• _WORK TO COMPLETE_
The required result is a copy of each line below in which "commented" appears.

··· LISTED ENTRIES

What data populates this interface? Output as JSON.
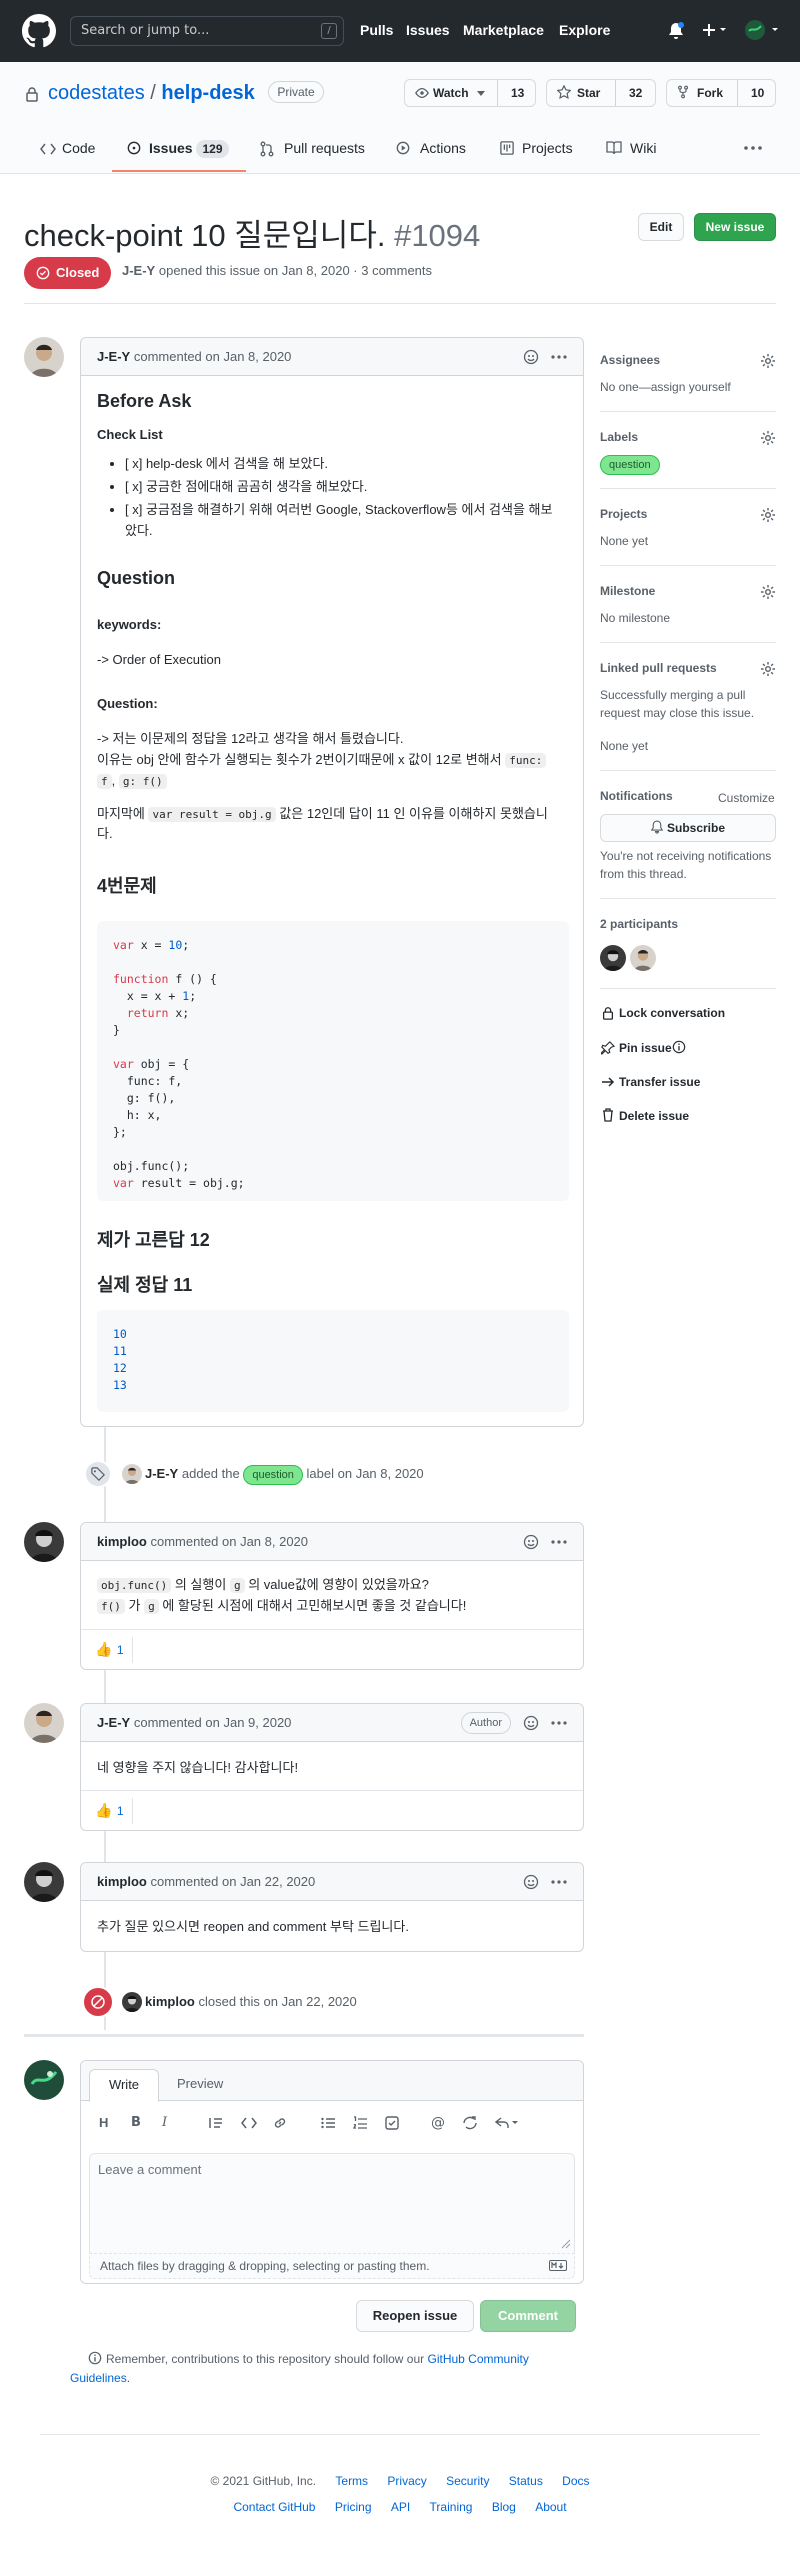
{
  "header": {
    "search_placeholder": "Search or jump to...",
    "slash": "/",
    "nav": [
      "Pulls",
      "Issues",
      "Marketplace",
      "Explore"
    ]
  },
  "repo": {
    "owner": "codestates",
    "sep": "/",
    "name": "help-desk",
    "visibility": "Private",
    "watch_label": "Watch",
    "watch_count": "13",
    "star_label": "Star",
    "star_count": "32",
    "fork_label": "Fork",
    "fork_count": "10"
  },
  "tabs": {
    "code": "Code",
    "issues": "Issues",
    "issues_count": "129",
    "pulls": "Pull requests",
    "actions": "Actions",
    "projects": "Projects",
    "wiki": "Wiki"
  },
  "issue": {
    "title": "check-point 10 질문입니다.",
    "number": "#1094",
    "edit": "Edit",
    "new_issue": "New issue",
    "status": "Closed",
    "author": "J-E-Y",
    "meta": "opened this issue on Jan 8, 2020 · 3 comments"
  },
  "comment1": {
    "author": "J-E-Y",
    "time": "commented on Jan 8, 2020",
    "h_before": "Before Ask",
    "checklist_title": "Check List",
    "checks": [
      "[ x] help-desk 에서 검색을 해 보았다.",
      "[ x] 궁금한 점에대해 곰곰히 생각을 해보았다.",
      "[ x] 궁금점을 해결하기 위해 여러번 Google, Stackoverflow등 에서 검색을 해보",
      "았다."
    ],
    "h_question": "Question",
    "kw_label": "keywords:",
    "kw_text": "-> Order of Execution",
    "q_label": "Question:",
    "q_line1": "-> 저는 이문제의 정답을 12라고 생각을 해서 틀렸습니다.",
    "q_line2a": "이유는 obj 안에 함수가 실행되는 횟수가 2번이기때문에 x 값이 12로 변해서",
    "q_code1": "func:",
    "q_line3a": "f",
    "q_code2": "g: f()",
    "q_line4a": "마지막에",
    "q_code3": "var result = obj.g",
    "q_line4b": "값은 12인데 답이 11 인 이유를 이해하지 못했습니",
    "q_line5": "다.",
    "h_problem": "4번문제",
    "h_my": "제가 고른답 12",
    "h_real": "실제 정답 11",
    "code_out": [
      "10",
      "11",
      "12",
      "13"
    ]
  },
  "event1": {
    "actor": "J-E-Y",
    "added": "added the",
    "label": "question",
    "suffix": "label on Jan 8, 2020"
  },
  "comment2": {
    "author": "kimploo",
    "time": "commented on Jan 8, 2020",
    "code1": "obj.func()",
    "t1": "의 실행이",
    "code2": "g",
    "t2": "의 value값에 영향이 있었을까요?",
    "code3": "f()",
    "t3": "가",
    "code4": "g",
    "t4": "에 할당된 시점에 대해서 고민해보시면 좋을 것 같습니다!",
    "reaction": "👍",
    "count": "1"
  },
  "comment3": {
    "author": "J-E-Y",
    "time": "commented on Jan 9, 2020",
    "badge": "Author",
    "body": "네 영향을 주지 않습니다! 감사합니다!",
    "reaction": "👍",
    "count": "1"
  },
  "comment4": {
    "author": "kimploo",
    "time": "commented on Jan 22, 2020",
    "body": "추가 질문 있으시면 reopen and comment 부탁 드립니다."
  },
  "event2": {
    "actor": "kimploo",
    "text": "closed this on Jan 22, 2020"
  },
  "composer": {
    "tab_write": "Write",
    "tab_preview": "Preview",
    "placeholder": "Leave a comment",
    "attach": "Attach files by dragging & dropping, selecting or pasting them.",
    "reopen": "Reopen issue",
    "comment": "Comment",
    "remember": "Remember, contributions to this repository should follow our",
    "guidelines1": "GitHub Community",
    "guidelines2": "Guidelines."
  },
  "sidebar": {
    "assignees": "Assignees",
    "assignees_val": "No one—assign yourself",
    "labels": "Labels",
    "label_q": "question",
    "projects": "Projects",
    "projects_val": "None yet",
    "milestone": "Milestone",
    "milestone_val": "No milestone",
    "linked": "Linked pull requests",
    "linked_desc1": "Successfully merging a pull",
    "linked_desc2": "request may close this issue.",
    "linked_val": "None yet",
    "notifications": "Notifications",
    "customize": "Customize",
    "subscribe": "Subscribe",
    "notif_desc1": "You're not receiving notifications",
    "notif_desc2": "from this thread.",
    "participants": "2 participants",
    "lock": "Lock conversation",
    "pin": "Pin issue",
    "transfer": "Transfer issue",
    "delete": "Delete issue"
  },
  "footer": {
    "copyright": "© 2021 GitHub, Inc.",
    "row1": [
      "Terms",
      "Privacy",
      "Security",
      "Status",
      "Docs"
    ],
    "row2": [
      "Contact GitHub",
      "Pricing",
      "API",
      "Training",
      "Blog",
      "About"
    ]
  },
  "colors": {
    "header_bg": "#24292e",
    "closed": "#d73a49",
    "green": "#2ea44f",
    "link": "#0366d6",
    "label": "#7ee68f"
  }
}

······

• _THE COMPLETED TASK_
    "time": "commented on Jan 8, 2020",
    "time": "commented on Jan 8, 2020",
    "time": "commented on Jan 9, 2020",
    "time": "commented on Jan 22, 2020",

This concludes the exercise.